While Armenia has no formal system of appellations, it has a few distinctive, historically and geographically defined wine regions.

Armenian wine regions map

Vayots Dzor

The most prominent winemaking region is Vayots Dzor, often named “the jewel of Armenian winemaking”. It is home to the world’s most ancient winery: the Areni cave. It is also the birthplace of the country’s most famous grape variety, Areni Noir. Vines grow at altitudes of 1,000-1,800 metres above sea level. The climate here is notoriously dry. Summers are hot and winters are frosty with temperatures sometimes dropping to -30℃. In these rough conditions only the strongest vines survive. As such, Vayots Dzor wines show plenty of character. 


Second largest wine region of Armenia is Ararat. This region has grape growing traditions which date back to the 7th Century BC. The vines are planted at altitudes of 800-1,000 metres above sea level. The main grape here is the black variety, Kakhet.


Armavir is the largest viticultural region of Armenia and probably the hottest one. Summer temperatures sometimes reach 40℃. It is the land of brandy (a.k.a. Armenian cognac), however some high quality white wines also come from here. Vines grow at altitudes of 900-1,100 metres on volcanic soils. The main grape varieties are white Kangun and black Hakhtanak.

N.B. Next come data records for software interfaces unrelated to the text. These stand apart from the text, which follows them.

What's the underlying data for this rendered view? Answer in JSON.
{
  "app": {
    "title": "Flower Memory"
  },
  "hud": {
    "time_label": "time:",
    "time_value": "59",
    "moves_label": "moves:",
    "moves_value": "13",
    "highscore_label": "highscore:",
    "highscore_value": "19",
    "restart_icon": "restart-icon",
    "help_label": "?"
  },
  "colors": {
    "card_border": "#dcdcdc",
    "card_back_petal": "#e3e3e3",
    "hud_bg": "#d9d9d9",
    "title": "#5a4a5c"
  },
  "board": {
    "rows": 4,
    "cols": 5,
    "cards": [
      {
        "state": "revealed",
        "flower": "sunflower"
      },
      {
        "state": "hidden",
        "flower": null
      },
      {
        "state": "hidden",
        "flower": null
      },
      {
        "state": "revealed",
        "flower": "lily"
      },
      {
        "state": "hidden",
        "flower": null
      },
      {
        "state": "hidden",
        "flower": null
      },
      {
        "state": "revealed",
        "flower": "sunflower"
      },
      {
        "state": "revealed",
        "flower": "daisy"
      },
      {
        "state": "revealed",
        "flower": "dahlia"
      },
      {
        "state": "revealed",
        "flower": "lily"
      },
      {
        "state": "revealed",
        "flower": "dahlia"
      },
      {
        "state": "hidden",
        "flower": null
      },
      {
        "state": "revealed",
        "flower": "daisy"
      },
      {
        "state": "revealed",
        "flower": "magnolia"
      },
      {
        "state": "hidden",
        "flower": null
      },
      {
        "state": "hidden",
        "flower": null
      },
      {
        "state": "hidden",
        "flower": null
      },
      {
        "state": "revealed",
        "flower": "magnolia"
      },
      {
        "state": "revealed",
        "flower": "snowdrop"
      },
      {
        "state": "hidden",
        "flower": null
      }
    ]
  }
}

The region of Aragatsotn in the western part of Armenia has seen some of the biggest investments into winemaking in recent years. As a result, a few new modern wineries popped up here. This and close proximity to Yerevan, makes Aragatsotn an attractive destination for wine lovers. Vineyards are planted at altitudes of 1,100-1,400 metres. Volcanic lava makes up for a big part of soils. White Kangun, black Areni Noir and white Voskehat are the main grapes here.

Armenian GRAPES

Armenian wines in the making: high altitude vineyards

Out of 400 Armenian indigenous grapes, nowadays over 30 varieties are actively used in winemaking. We offer a range of Armenian wine in the UK with a strong focus on some of the most acclaimed indigenous grapes. 

Areni Noir

Areni Noir is undoubtedly the king of Armenian red wines. It makes elegant wines with a silky texture and is often nicknamed the “Armenian Pinot Noir”… read more


If Areni is the king of Armenian grapes, Voshehat is definitely the queen. This white variety makes stunning full-bodied wines with a creamy texture and an array of fruit and pastry flavours… read more

Kakhet (Milagh)

This authentic black grape variety is responsible for structure and flavour in many of the best Armenian red blends. It also makes outstanding Port-style sweet fortified wines… read more


Kangun makes white wines with enchanting aromas of fruit and flowers and is also the key grape used for Armenian brandy… read more


Haghtanak is the Armenian big bold red with a tremendous ageing potential. These wines show ripe tannins, robust structure and rich flavours of blackberry, blackcurrant and plumread more

Muscat Vardabuyr

A rare Armenian Muscat which comes in both sweet and dry styles. The wines are known for their striking aromas of tea rose petals, candied fruit and honey.… read more